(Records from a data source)

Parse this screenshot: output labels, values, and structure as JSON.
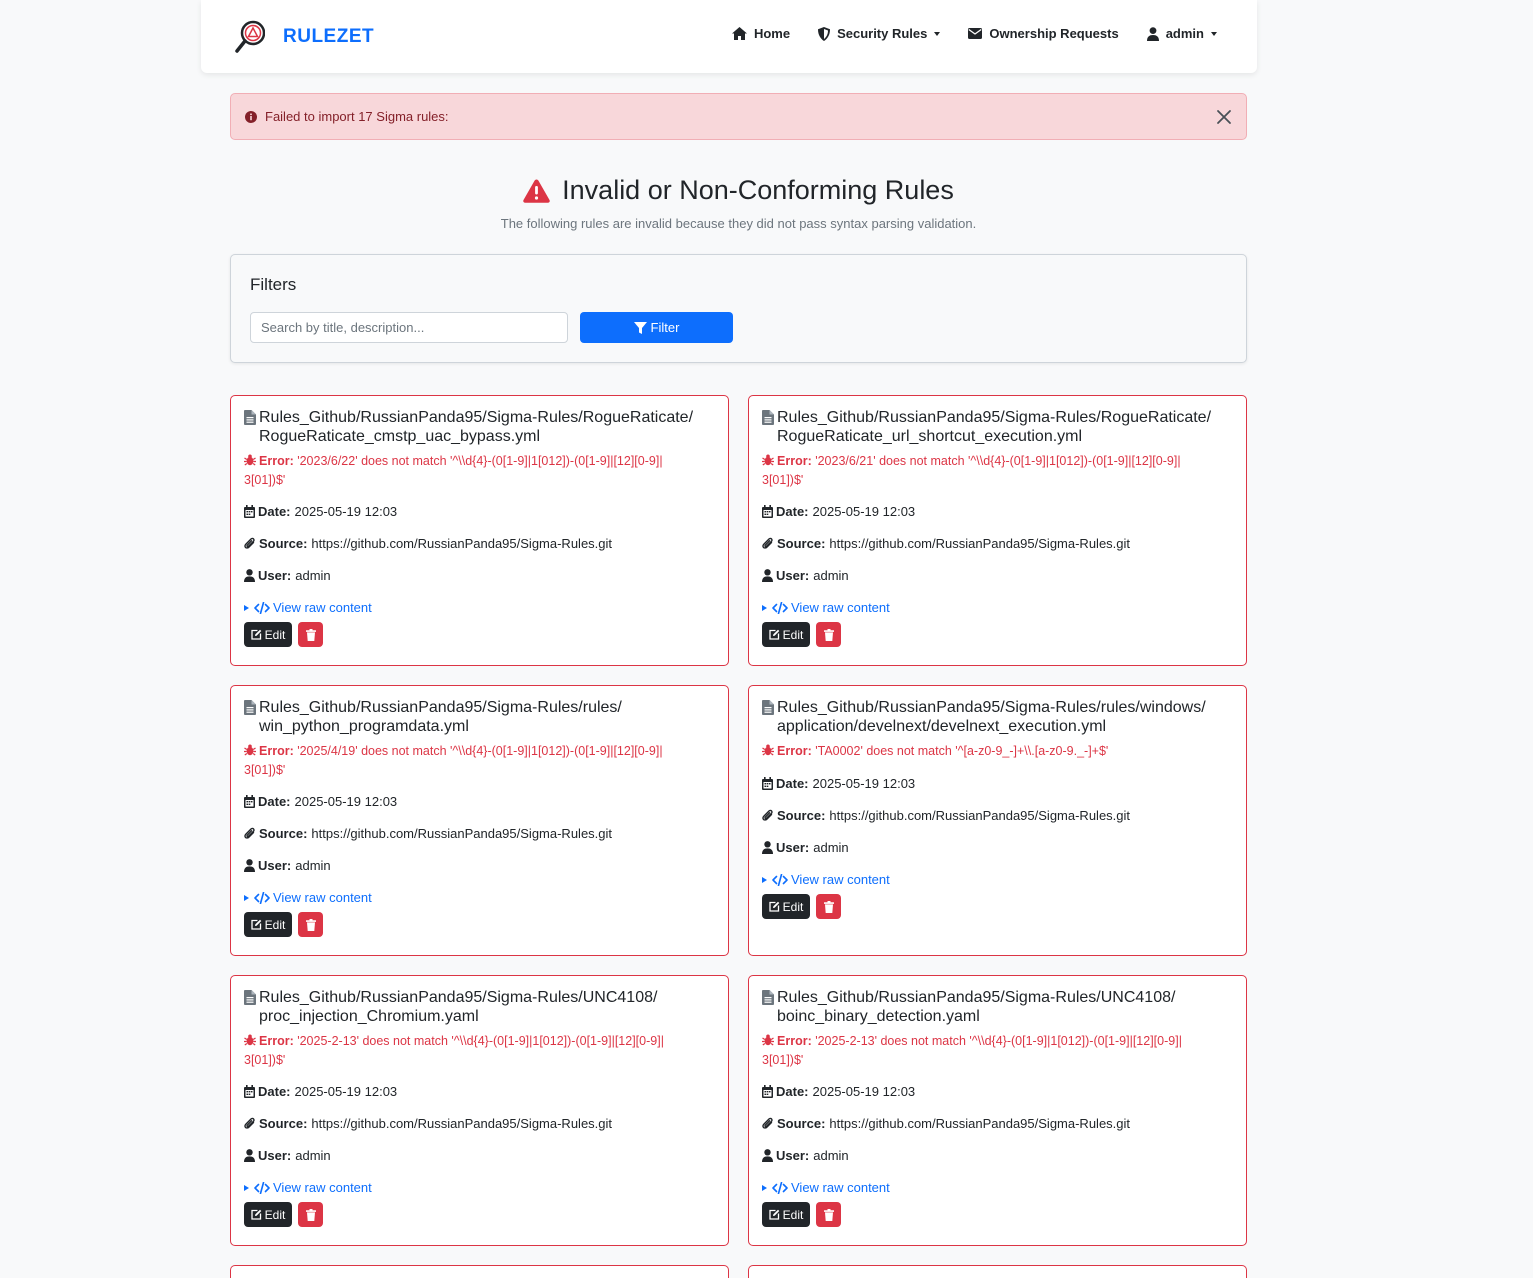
{
  "nav": {
    "brand": "RULEZET",
    "items": [
      {
        "label": "Home",
        "icon": "home-icon"
      },
      {
        "label": "Security Rules",
        "icon": "shield-icon"
      },
      {
        "label": "Ownership Requests",
        "icon": "envelope-icon"
      },
      {
        "label": "admin",
        "icon": "user-icon"
      }
    ]
  },
  "alert": {
    "message": "Failed to import 17 Sigma rules:"
  },
  "header": {
    "title": "Invalid or Non-Conforming Rules",
    "subtitle": "The following rules are invalid because they did not pass syntax parsing validation."
  },
  "filters": {
    "title": "Filters",
    "search_placeholder": "Search by title, description...",
    "search_value": "",
    "button_label": "Filter"
  },
  "labels": {
    "error": "Error:",
    "date": "Date:",
    "source": "Source:",
    "user": "User:",
    "view_raw": "View raw content",
    "edit": "Edit"
  },
  "colors": {
    "accent": "#0d6efd",
    "danger": "#dc3545",
    "dark": "#212529"
  },
  "rules": [
    {
      "title_line1": "Rules_Github/RussianPanda95/Sigma-Rules/RogueRaticate/",
      "title_line2": "RogueRaticate_cmstp_uac_bypass.yml",
      "error_line1": "'2023/6/22' does not match '^\\\\d{4}-(0[1-9]|1[012])-(0[1-9]|[12][0-9]|",
      "error_line2": "3[01])$'",
      "date": "2025-05-19 12:03",
      "source": "https://github.com/RussianPanda95/Sigma-Rules.git",
      "user": "admin"
    },
    {
      "title_line1": "Rules_Github/RussianPanda95/Sigma-Rules/RogueRaticate/",
      "title_line2": "RogueRaticate_url_shortcut_execution.yml",
      "error_line1": "'2023/6/21' does not match '^\\\\d{4}-(0[1-9]|1[012])-(0[1-9]|[12][0-9]|",
      "error_line2": "3[01])$'",
      "date": "2025-05-19 12:03",
      "source": "https://github.com/RussianPanda95/Sigma-Rules.git",
      "user": "admin"
    },
    {
      "title_line1": "Rules_Github/RussianPanda95/Sigma-Rules/rules/",
      "title_line2": "win_python_programdata.yml",
      "error_line1": "'2025/4/19' does not match '^\\\\d{4}-(0[1-9]|1[012])-(0[1-9]|[12][0-9]|",
      "error_line2": "3[01])$'",
      "date": "2025-05-19 12:03",
      "source": "https://github.com/RussianPanda95/Sigma-Rules.git",
      "user": "admin"
    },
    {
      "title_line1": "Rules_Github/RussianPanda95/Sigma-Rules/rules/windows/",
      "title_line2": "application/develnext/develnext_execution.yml",
      "error_line1": "'TA0002' does not match '^[a-z0-9_-]+\\\\.[a-z0-9._-]+$'",
      "error_line2": "",
      "date": "2025-05-19 12:03",
      "source": "https://github.com/RussianPanda95/Sigma-Rules.git",
      "user": "admin"
    },
    {
      "title_line1": "Rules_Github/RussianPanda95/Sigma-Rules/UNC4108/",
      "title_line2": "proc_injection_Chromium.yaml",
      "error_line1": "'2025-2-13' does not match '^\\\\d{4}-(0[1-9]|1[012])-(0[1-9]|[12][0-9]|",
      "error_line2": "3[01])$'",
      "date": "2025-05-19 12:03",
      "source": "https://github.com/RussianPanda95/Sigma-Rules.git",
      "user": "admin"
    },
    {
      "title_line1": "Rules_Github/RussianPanda95/Sigma-Rules/UNC4108/",
      "title_line2": "boinc_binary_detection.yaml",
      "error_line1": "'2025-2-13' does not match '^\\\\d{4}-(0[1-9]|1[012])-(0[1-9]|[12][0-9]|",
      "error_line2": "3[01])$'",
      "date": "2025-05-19 12:03",
      "source": "https://github.com/RussianPanda95/Sigma-Rules.git",
      "user": "admin"
    }
  ]
}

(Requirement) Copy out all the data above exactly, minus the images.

(Written response)
Parse this screenshot: output labels, values, and structure as JSON.
{
  "nav": {
    "brand": "RULEZET",
    "items": [
      {
        "label": "Home",
        "icon": "home-icon"
      },
      {
        "label": "Security Rules",
        "icon": "shield-icon"
      },
      {
        "label": "Ownership Requests",
        "icon": "envelope-icon"
      },
      {
        "label": "admin",
        "icon": "user-icon"
      }
    ]
  },
  "alert": {
    "message": "Failed to import 17 Sigma rules:"
  },
  "header": {
    "title": "Invalid or Non-Conforming Rules",
    "subtitle": "The following rules are invalid because they did not pass syntax parsing validation."
  },
  "filters": {
    "title": "Filters",
    "search_placeholder": "Search by title, description...",
    "search_value": "",
    "button_label": "Filter"
  },
  "labels": {
    "error": "Error:",
    "date": "Date:",
    "source": "Source:",
    "user": "User:",
    "view_raw": "View raw content",
    "edit": "Edit"
  },
  "colors": {
    "accent": "#0d6efd",
    "danger": "#dc3545",
    "dark": "#212529"
  },
  "rules": [
    {
      "title_line1": "Rules_Github/RussianPanda95/Sigma-Rules/RogueRaticate/",
      "title_line2": "RogueRaticate_cmstp_uac_bypass.yml",
      "error_line1": "'2023/6/22' does not match '^\\\\d{4}-(0[1-9]|1[012])-(0[1-9]|[12][0-9]|",
      "error_line2": "3[01])$'",
      "date": "2025-05-19 12:03",
      "source": "https://github.com/RussianPanda95/Sigma-Rules.git",
      "user": "admin"
    },
    {
      "title_line1": "Rules_Github/RussianPanda95/Sigma-Rules/RogueRaticate/",
      "title_line2": "RogueRaticate_url_shortcut_execution.yml",
      "error_line1": "'2023/6/21' does not match '^\\\\d{4}-(0[1-9]|1[012])-(0[1-9]|[12][0-9]|",
      "error_line2": "3[01])$'",
      "date": "2025-05-19 12:03",
      "source": "https://github.com/RussianPanda95/Sigma-Rules.git",
      "user": "admin"
    },
    {
      "title_line1": "Rules_Github/RussianPanda95/Sigma-Rules/rules/",
      "title_line2": "win_python_programdata.yml",
      "error_line1": "'2025/4/19' does not match '^\\\\d{4}-(0[1-9]|1[012])-(0[1-9]|[12][0-9]|",
      "error_line2": "3[01])$'",
      "date": "2025-05-19 12:03",
      "source": "https://github.com/RussianPanda95/Sigma-Rules.git",
      "user": "admin"
    },
    {
      "title_line1": "Rules_Github/RussianPanda95/Sigma-Rules/rules/windows/",
      "title_line2": "application/develnext/develnext_execution.yml",
      "error_line1": "'TA0002' does not match '^[a-z0-9_-]+\\\\.[a-z0-9._-]+$'",
      "error_line2": "",
      "date": "2025-05-19 12:03",
      "source": "https://github.com/RussianPanda95/Sigma-Rules.git",
      "user": "admin"
    },
    {
      "title_line1": "Rules_Github/RussianPanda95/Sigma-Rules/UNC4108/",
      "title_line2": "proc_injection_Chromium.yaml",
      "error_line1": "'2025-2-13' does not match '^\\\\d{4}-(0[1-9]|1[012])-(0[1-9]|[12][0-9]|",
      "error_line2": "3[01])$'",
      "date": "2025-05-19 12:03",
      "source": "https://github.com/RussianPanda95/Sigma-Rules.git",
      "user": "admin"
    },
    {
      "title_line1": "Rules_Github/RussianPanda95/Sigma-Rules/UNC4108/",
      "title_line2": "boinc_binary_detection.yaml",
      "error_line1": "'2025-2-13' does not match '^\\\\d{4}-(0[1-9]|1[012])-(0[1-9]|[12][0-9]|",
      "error_line2": "3[01])$'",
      "date": "2025-05-19 12:03",
      "source": "https://github.com/RussianPanda95/Sigma-Rules.git",
      "user": "admin"
    }
  ]
}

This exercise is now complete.